■ **WHAT THIS TASK INVOLVES**:
Which lines in the records below hold the word "JSON"? Copy each of them.

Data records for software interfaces

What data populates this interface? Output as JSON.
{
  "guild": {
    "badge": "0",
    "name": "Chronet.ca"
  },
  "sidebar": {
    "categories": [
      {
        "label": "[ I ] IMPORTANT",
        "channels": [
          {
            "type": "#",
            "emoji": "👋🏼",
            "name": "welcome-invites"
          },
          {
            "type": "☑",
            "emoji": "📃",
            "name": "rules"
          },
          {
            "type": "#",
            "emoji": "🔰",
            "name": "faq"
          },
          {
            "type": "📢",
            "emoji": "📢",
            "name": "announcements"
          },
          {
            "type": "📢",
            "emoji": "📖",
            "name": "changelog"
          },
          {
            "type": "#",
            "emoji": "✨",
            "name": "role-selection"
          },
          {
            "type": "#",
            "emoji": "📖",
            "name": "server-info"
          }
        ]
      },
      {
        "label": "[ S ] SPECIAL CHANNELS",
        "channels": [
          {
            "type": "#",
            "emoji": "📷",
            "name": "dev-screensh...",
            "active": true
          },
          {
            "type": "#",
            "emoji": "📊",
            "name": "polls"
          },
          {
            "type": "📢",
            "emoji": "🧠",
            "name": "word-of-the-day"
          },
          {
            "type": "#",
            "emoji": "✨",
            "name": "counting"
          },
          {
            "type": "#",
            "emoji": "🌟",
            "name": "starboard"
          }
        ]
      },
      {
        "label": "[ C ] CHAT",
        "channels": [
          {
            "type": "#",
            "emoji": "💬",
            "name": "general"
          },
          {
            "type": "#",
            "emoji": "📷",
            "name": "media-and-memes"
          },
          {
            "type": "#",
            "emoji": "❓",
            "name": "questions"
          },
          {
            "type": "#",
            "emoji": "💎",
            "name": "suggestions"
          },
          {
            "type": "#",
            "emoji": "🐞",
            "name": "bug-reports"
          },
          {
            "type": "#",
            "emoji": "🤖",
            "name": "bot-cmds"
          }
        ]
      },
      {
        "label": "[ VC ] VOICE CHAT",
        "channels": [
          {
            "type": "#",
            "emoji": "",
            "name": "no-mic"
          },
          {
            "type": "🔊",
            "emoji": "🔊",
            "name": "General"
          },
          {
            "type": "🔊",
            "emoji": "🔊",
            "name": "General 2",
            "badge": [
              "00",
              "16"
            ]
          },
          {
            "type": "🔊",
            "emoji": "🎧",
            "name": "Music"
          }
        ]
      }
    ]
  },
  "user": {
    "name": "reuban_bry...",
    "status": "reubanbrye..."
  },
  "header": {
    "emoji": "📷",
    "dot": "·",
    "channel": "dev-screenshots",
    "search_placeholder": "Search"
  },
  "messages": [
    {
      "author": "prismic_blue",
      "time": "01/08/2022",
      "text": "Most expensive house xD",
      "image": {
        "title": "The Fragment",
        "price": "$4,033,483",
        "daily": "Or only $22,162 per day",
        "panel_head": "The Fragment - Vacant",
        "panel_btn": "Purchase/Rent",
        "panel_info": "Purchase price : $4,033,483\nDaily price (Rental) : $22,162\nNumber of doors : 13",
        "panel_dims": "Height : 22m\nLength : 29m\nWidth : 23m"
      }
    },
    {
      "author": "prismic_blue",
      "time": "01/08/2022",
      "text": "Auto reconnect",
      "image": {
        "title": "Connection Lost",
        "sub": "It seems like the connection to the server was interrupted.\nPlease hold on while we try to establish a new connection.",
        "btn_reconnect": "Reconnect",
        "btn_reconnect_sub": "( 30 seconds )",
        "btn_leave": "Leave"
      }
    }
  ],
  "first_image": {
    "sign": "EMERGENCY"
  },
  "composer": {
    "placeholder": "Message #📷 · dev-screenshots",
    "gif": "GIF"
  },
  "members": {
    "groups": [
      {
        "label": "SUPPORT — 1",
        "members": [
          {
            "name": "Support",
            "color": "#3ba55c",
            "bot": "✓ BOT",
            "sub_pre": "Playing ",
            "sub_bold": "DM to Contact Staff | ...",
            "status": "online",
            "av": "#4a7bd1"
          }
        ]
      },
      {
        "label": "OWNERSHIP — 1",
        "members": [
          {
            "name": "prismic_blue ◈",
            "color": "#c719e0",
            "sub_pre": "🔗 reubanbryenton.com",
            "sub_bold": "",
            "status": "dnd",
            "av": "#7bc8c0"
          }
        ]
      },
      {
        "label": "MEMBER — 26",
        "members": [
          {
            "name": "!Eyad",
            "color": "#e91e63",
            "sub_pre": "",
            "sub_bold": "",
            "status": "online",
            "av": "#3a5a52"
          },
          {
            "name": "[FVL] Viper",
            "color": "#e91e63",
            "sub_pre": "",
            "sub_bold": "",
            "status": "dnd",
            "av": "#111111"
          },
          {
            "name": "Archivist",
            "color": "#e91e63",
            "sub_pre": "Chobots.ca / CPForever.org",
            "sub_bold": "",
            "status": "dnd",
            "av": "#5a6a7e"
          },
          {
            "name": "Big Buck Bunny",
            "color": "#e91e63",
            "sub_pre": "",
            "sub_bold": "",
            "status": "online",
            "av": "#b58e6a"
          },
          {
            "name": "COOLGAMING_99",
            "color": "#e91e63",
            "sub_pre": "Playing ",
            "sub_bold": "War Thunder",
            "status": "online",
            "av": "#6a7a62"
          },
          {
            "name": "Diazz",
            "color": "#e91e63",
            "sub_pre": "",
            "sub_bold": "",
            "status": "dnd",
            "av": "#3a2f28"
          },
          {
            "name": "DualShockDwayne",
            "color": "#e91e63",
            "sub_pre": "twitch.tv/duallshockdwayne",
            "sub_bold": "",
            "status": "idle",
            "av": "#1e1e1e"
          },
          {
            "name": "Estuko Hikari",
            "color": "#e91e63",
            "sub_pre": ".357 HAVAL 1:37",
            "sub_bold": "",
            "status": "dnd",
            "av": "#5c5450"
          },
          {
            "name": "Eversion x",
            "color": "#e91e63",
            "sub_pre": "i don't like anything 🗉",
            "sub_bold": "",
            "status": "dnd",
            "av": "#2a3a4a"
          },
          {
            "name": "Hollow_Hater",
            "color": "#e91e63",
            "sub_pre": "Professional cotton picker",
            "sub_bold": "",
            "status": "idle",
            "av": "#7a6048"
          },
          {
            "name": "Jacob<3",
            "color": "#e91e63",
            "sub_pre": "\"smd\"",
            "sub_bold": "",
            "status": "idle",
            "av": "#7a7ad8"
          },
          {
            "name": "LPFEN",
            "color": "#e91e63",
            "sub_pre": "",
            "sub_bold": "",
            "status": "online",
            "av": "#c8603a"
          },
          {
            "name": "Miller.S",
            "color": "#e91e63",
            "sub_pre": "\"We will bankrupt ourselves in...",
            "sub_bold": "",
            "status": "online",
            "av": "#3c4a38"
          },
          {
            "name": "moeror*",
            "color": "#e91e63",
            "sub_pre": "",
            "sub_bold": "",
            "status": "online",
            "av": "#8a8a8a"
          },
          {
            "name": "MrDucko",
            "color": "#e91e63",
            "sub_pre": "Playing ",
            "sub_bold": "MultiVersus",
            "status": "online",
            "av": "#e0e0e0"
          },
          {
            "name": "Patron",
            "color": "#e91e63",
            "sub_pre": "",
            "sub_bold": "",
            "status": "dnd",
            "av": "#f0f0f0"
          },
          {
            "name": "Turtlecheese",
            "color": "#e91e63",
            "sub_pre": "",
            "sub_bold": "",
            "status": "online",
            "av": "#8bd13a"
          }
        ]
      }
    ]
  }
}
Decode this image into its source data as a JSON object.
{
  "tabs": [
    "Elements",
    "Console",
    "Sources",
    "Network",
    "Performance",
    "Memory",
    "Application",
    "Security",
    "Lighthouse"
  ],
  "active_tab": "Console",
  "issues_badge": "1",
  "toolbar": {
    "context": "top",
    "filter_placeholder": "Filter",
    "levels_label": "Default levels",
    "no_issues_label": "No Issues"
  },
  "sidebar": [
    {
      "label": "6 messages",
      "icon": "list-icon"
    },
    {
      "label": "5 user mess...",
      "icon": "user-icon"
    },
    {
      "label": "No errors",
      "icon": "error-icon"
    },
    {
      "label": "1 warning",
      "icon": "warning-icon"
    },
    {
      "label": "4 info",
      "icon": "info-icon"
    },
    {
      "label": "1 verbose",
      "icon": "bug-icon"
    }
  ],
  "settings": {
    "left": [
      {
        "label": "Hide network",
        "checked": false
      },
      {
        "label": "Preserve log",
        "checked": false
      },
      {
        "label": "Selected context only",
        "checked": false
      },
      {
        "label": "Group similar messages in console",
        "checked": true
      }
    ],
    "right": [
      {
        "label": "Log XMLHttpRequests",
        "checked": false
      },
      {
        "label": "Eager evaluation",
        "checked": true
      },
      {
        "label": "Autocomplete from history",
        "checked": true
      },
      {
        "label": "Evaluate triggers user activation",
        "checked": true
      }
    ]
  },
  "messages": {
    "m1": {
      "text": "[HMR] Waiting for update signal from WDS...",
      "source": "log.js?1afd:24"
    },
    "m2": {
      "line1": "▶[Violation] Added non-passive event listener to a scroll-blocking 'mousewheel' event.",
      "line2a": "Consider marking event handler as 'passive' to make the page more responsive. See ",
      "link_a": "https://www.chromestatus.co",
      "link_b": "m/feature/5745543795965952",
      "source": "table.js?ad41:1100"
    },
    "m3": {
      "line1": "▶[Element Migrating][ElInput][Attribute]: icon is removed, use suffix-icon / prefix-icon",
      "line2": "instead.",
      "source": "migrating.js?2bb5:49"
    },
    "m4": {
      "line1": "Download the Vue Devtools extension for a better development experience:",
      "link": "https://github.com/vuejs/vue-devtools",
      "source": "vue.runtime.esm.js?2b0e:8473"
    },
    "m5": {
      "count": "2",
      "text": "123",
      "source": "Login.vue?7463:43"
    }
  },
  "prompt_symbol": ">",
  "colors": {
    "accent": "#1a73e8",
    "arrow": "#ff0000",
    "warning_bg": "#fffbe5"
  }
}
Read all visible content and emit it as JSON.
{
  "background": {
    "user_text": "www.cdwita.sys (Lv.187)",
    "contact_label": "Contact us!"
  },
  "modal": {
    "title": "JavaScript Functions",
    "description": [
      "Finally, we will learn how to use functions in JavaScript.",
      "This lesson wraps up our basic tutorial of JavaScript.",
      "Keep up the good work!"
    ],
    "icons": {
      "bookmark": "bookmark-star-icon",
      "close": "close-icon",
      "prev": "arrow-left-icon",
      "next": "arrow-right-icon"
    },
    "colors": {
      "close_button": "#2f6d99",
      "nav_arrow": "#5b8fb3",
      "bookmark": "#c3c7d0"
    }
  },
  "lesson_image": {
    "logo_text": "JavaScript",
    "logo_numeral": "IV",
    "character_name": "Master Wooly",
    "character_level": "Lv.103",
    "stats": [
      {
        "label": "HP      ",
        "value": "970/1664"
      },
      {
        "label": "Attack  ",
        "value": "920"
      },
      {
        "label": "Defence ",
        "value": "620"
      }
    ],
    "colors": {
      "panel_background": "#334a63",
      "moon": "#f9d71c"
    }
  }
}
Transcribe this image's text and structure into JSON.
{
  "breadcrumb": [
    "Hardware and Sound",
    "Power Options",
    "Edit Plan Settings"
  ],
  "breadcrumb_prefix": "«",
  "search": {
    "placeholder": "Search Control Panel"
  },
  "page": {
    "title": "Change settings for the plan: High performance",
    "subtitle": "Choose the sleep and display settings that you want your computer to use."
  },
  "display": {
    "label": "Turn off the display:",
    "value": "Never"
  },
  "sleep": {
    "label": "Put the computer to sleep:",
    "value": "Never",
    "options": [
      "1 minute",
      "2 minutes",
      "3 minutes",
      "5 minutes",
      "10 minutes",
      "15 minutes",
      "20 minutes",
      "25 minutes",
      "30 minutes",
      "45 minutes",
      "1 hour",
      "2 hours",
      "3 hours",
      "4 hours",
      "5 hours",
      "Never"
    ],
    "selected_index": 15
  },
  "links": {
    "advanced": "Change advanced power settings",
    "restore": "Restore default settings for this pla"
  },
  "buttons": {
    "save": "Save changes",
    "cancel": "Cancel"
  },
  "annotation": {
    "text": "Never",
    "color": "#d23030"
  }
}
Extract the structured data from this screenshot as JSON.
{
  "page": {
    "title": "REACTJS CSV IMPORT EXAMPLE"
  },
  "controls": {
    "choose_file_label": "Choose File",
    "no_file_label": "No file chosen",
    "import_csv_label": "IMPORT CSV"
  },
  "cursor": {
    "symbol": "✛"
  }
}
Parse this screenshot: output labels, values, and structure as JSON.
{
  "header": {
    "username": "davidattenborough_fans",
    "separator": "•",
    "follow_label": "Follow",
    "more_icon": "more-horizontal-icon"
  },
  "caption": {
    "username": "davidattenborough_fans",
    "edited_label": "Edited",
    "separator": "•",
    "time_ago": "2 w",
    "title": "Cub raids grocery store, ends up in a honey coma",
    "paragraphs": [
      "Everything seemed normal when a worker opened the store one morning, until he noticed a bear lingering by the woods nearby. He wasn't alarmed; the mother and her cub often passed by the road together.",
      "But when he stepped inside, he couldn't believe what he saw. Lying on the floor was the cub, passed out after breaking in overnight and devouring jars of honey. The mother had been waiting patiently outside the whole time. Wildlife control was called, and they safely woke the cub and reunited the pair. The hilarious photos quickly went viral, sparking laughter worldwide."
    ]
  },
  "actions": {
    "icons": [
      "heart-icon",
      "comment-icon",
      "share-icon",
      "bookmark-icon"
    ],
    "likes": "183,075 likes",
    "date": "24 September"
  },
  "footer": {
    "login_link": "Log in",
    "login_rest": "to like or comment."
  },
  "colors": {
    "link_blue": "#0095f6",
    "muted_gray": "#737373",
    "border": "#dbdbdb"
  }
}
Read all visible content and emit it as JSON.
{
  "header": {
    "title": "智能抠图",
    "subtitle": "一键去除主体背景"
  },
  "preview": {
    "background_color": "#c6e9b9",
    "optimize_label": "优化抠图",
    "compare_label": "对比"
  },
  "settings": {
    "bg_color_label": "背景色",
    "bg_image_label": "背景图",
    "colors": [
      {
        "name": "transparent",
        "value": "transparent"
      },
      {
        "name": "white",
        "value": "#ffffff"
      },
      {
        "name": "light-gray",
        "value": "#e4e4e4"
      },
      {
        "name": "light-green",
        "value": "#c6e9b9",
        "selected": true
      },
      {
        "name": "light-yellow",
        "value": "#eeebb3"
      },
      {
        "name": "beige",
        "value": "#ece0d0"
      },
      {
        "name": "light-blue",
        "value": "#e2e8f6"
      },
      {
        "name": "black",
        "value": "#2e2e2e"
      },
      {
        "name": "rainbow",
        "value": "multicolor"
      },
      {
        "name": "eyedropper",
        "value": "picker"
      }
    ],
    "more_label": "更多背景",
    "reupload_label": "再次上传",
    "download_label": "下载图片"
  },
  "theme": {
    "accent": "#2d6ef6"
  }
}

■ **OUTPUT BELOW**:
What data populates this interface? Output as JSON.
Decode this image into its source data as a JSON object.
Read all visible content and emit it as JSON.
Transcribe this image's text and structure into JSON.
Extract the structured data from this screenshot as JSON.
Parse this screenshot: output labels, values, and structure as JSON.
Read all visible content and emit it as JSON.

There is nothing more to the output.